### WHAT THIS TASK INVOLVES
The records must be repeated exactly and in their entirety.

### Dataset rows describing interfaces
# # # # # # #
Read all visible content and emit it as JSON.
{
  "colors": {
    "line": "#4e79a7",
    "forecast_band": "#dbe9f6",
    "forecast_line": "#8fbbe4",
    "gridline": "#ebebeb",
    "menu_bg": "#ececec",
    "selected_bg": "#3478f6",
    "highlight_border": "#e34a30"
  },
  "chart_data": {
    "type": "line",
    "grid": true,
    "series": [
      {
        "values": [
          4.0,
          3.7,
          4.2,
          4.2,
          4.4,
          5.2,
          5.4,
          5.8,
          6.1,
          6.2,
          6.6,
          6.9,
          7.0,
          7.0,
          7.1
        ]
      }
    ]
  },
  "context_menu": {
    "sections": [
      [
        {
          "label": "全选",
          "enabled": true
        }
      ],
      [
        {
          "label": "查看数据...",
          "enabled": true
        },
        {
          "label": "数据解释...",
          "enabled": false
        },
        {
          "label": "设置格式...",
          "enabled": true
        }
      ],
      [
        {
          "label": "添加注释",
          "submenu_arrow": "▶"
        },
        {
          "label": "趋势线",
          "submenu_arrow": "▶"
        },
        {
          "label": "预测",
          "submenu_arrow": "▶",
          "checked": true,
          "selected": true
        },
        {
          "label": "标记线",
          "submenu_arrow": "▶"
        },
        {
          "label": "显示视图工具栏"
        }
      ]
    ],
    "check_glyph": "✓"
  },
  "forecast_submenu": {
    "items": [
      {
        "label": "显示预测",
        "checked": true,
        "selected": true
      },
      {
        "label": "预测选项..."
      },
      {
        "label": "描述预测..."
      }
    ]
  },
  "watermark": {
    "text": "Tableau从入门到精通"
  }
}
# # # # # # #
### RESPONSE FOR THIS EXERCISE
Read all visible content and emit it as JSON.
{
  "colors": {
    "line": "#4e79a7",
    "forecast_band": "#dbe9f6",
    "forecast_line": "#8fbbe4",
    "gridline": "#ebebeb",
    "menu_bg": "#ececec",
    "selected_bg": "#3478f6",
    "highlight_border": "#e34a30"
  },
  "chart_data": {
    "type": "line",
    "grid": true,
    "series": [
      {
        "values": [
          4.0,
          3.7,
          4.2,
          4.2,
          4.4,
          5.2,
          5.4,
          5.8,
          6.1,
          6.2,
          6.6,
          6.9,
          7.0,
          7.0,
          7.1
        ]
      }
    ]
  },
  "context_menu": {
    "sections": [
      [
        {
          "label": "全选",
          "enabled": true
        }
      ],
      [
        {
          "label": "查看数据...",
          "enabled": true
        },
        {
          "label": "数据解释...",
          "enabled": false
        },
        {
          "label": "设置格式...",
          "enabled": true
        }
      ],
      [
        {
          "label": "添加注释",
          "submenu_arrow": "▶"
        },
        {
          "label": "趋势线",
          "submenu_arrow": "▶"
        },
        {
          "label": "预测",
          "submenu_arrow": "▶",
          "checked": true,
          "selected": true
        },
        {
          "label": "标记线",
          "submenu_arrow": "▶"
        },
        {
          "label": "显示视图工具栏"
        }
      ]
    ],
    "check_glyph": "✓"
  },
  "forecast_submenu": {
    "items": [
      {
        "label": "显示预测",
        "checked": true,
        "selected": true
      },
      {
        "label": "预测选项..."
      },
      {
        "label": "描述预测..."
      }
    ]
  },
  "watermark": {
    "text": "Tableau从入门到精通"
  }
}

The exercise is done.